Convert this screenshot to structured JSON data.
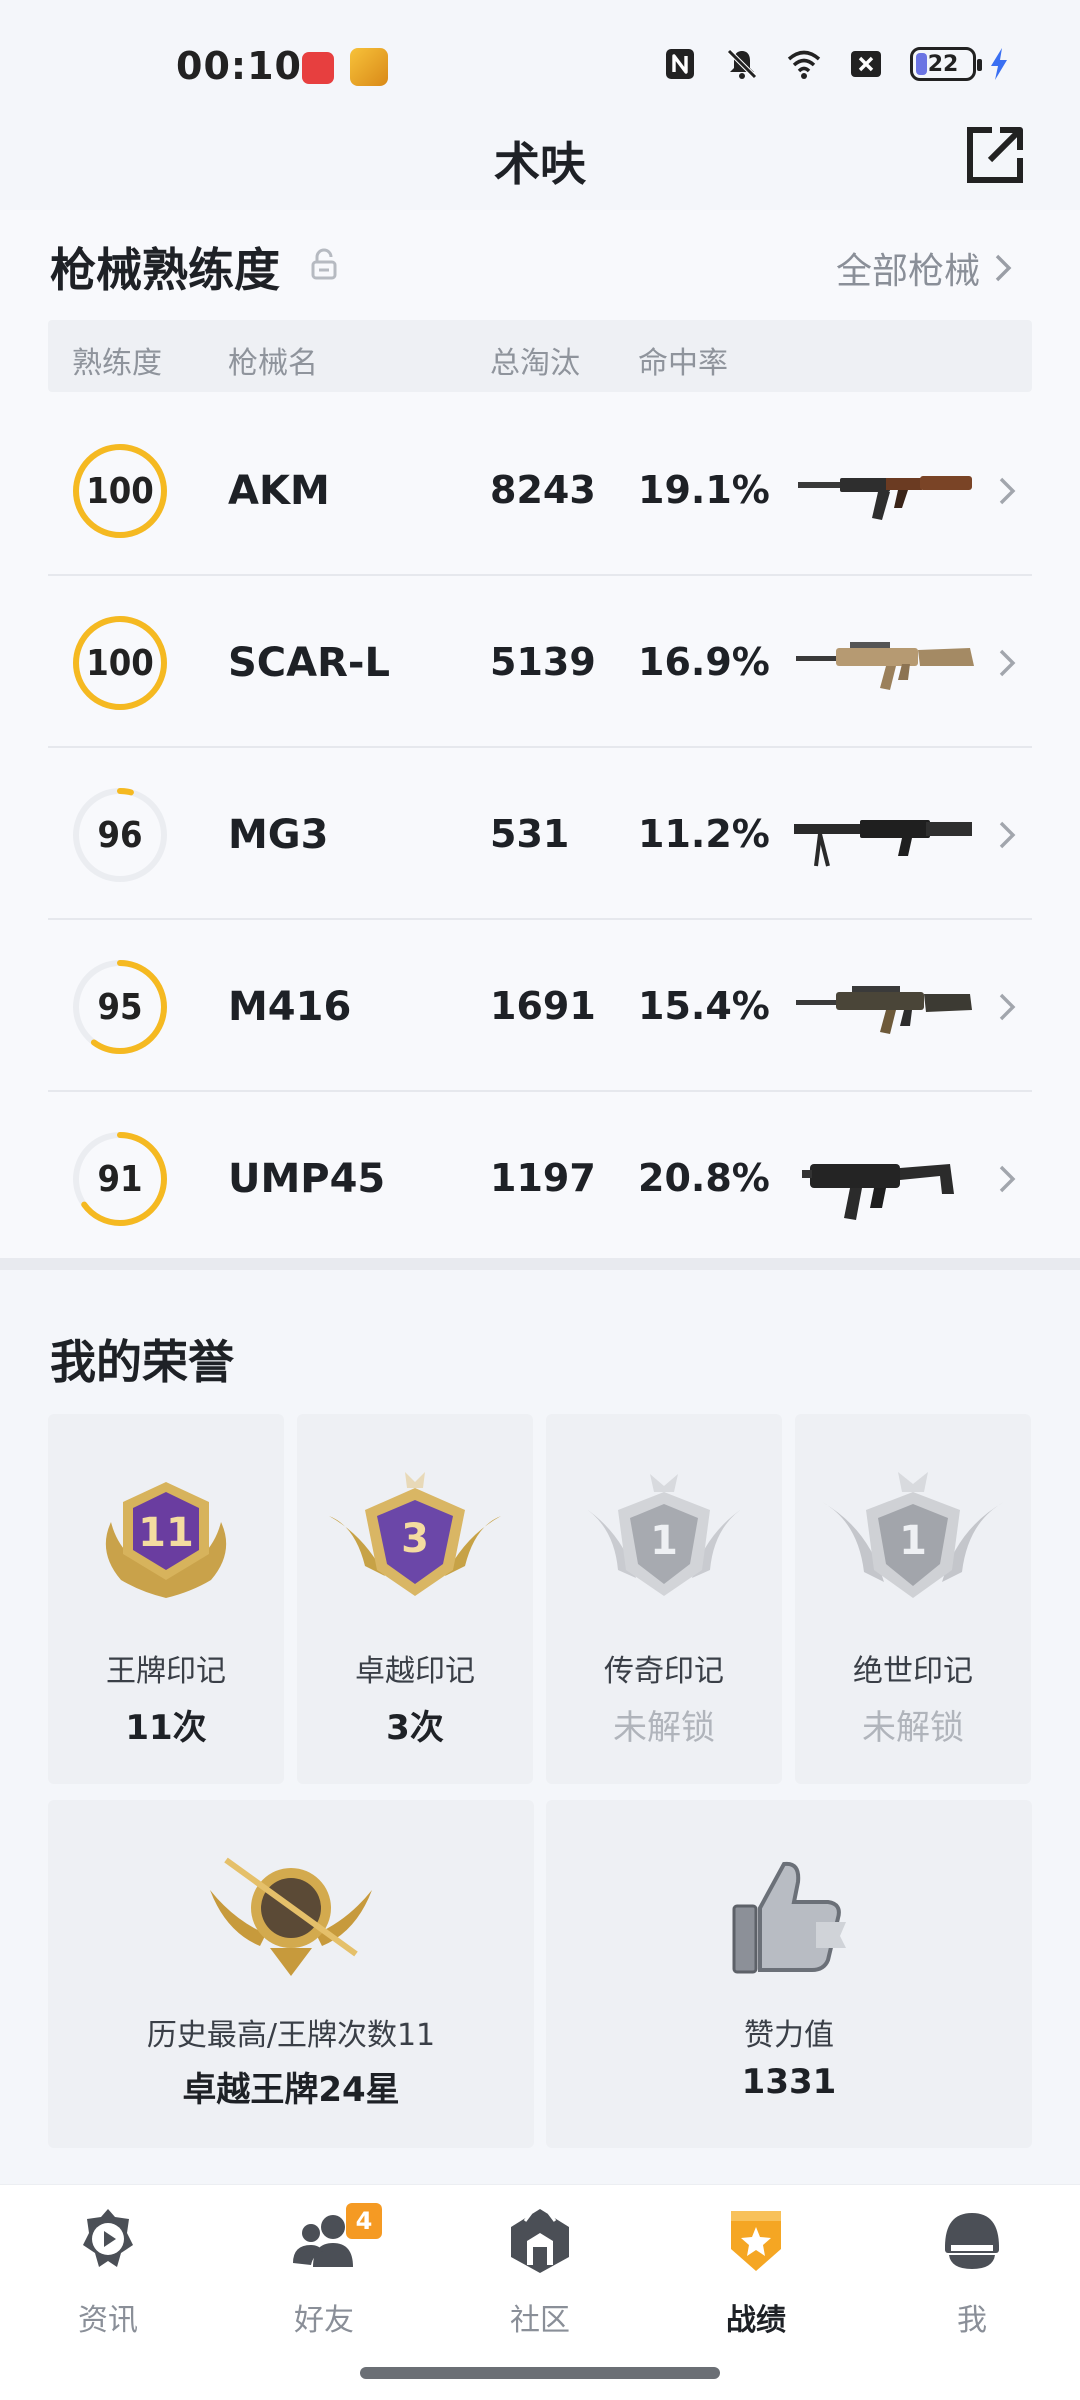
{
  "status": {
    "time": "00:10",
    "battery": "22"
  },
  "header": {
    "title": "术呋"
  },
  "weapons": {
    "title": "枪械熟练度",
    "all_link": "全部枪械",
    "columns": {
      "mastery": "熟练度",
      "name": "枪械名",
      "kills": "总淘汰",
      "accuracy": "命中率"
    },
    "rows": [
      {
        "mastery": "100",
        "progress": 1.0,
        "name": "AKM",
        "kills": "8243",
        "accuracy": "19.1%"
      },
      {
        "mastery": "100",
        "progress": 1.0,
        "name": "SCAR-L",
        "kills": "5139",
        "accuracy": "16.9%"
      },
      {
        "mastery": "96",
        "progress": 0.04,
        "name": "MG3",
        "kills": "531",
        "accuracy": "11.2%"
      },
      {
        "mastery": "95",
        "progress": 0.6,
        "name": "M416",
        "kills": "1691",
        "accuracy": "15.4%"
      },
      {
        "mastery": "91",
        "progress": 0.65,
        "name": "UMP45",
        "kills": "1197",
        "accuracy": "20.8%"
      }
    ]
  },
  "honors": {
    "title": "我的荣誉",
    "badges": [
      {
        "number": "11",
        "label": "王牌印记",
        "value": "11次"
      },
      {
        "number": "3",
        "label": "卓越印记",
        "value": "3次"
      },
      {
        "number": "1",
        "label": "传奇印记",
        "value": "未解锁"
      },
      {
        "number": "1",
        "label": "绝世印记",
        "value": "未解锁"
      }
    ],
    "history": {
      "label": "历史最高/王牌次数11",
      "value": "卓越王牌24星"
    },
    "likes": {
      "label": "赞力值",
      "value": "1331"
    }
  },
  "nav": {
    "items": [
      {
        "label": "资讯"
      },
      {
        "label": "好友",
        "badge": "4"
      },
      {
        "label": "社区"
      },
      {
        "label": "战绩"
      },
      {
        "label": "我"
      }
    ]
  },
  "colors": {
    "accent": "#f5b921",
    "ring_track": "#ebedf1",
    "nav_active": "#f5a623"
  }
}
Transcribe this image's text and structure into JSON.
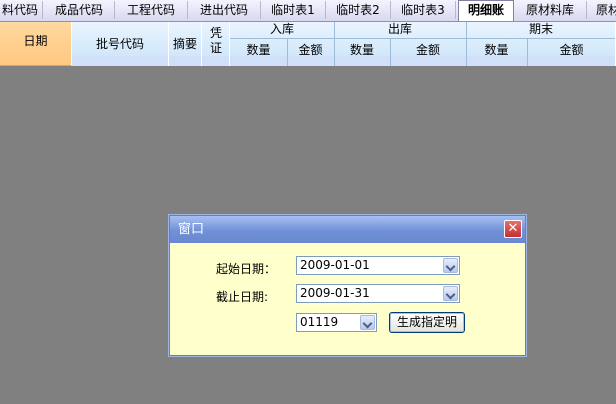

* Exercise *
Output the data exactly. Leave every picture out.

* Exercise solution *
Convert this screenshot to structured JSON data.
{
  "status": {
    "time": "00:10",
    "battery": "22"
  },
  "header": {
    "title": "术呋"
  },
  "weapons": {
    "title": "枪械熟练度",
    "all_link": "全部枪械",
    "columns": {
      "mastery": "熟练度",
      "name": "枪械名",
      "kills": "总淘汰",
      "accuracy": "命中率"
    },
    "rows": [
      {
        "mastery": "100",
        "progress": 1.0,
        "name": "AKM",
        "kills": "8243",
        "accuracy": "19.1%"
      },
      {
        "mastery": "100",
        "progress": 1.0,
        "name": "SCAR-L",
        "kills": "5139",
        "accuracy": "16.9%"
      },
      {
        "mastery": "96",
        "progress": 0.04,
        "name": "MG3",
        "kills": "531",
        "accuracy": "11.2%"
      },
      {
        "mastery": "95",
        "progress": 0.6,
        "name": "M416",
        "kills": "1691",
        "accuracy": "15.4%"
      },
      {
        "mastery": "91",
        "progress": 0.65,
        "name": "UMP45",
        "kills": "1197",
        "accuracy": "20.8%"
      }
    ]
  },
  "honors": {
    "title": "我的荣誉",
    "badges": [
      {
        "number": "11",
        "label": "王牌印记",
        "value": "11次"
      },
      {
        "number": "3",
        "label": "卓越印记",
        "value": "3次"
      },
      {
        "number": "1",
        "label": "传奇印记",
        "value": "未解锁"
      },
      {
        "number": "1",
        "label": "绝世印记",
        "value": "未解锁"
      }
    ],
    "history": {
      "label": "历史最高/王牌次数11",
      "value": "卓越王牌24星"
    },
    "likes": {
      "label": "赞力值",
      "value": "1331"
    }
  },
  "nav": {
    "items": [
      {
        "label": "资讯"
      },
      {
        "label": "好友",
        "badge": "4"
      },
      {
        "label": "社区"
      },
      {
        "label": "战绩"
      },
      {
        "label": "我"
      }
    ]
  },
  "colors": {
    "accent": "#f5b921",
    "ring_track": "#ebedf1",
    "nav_active": "#f5a623"
  }
}
Transcribe this image's text and structure into JSON.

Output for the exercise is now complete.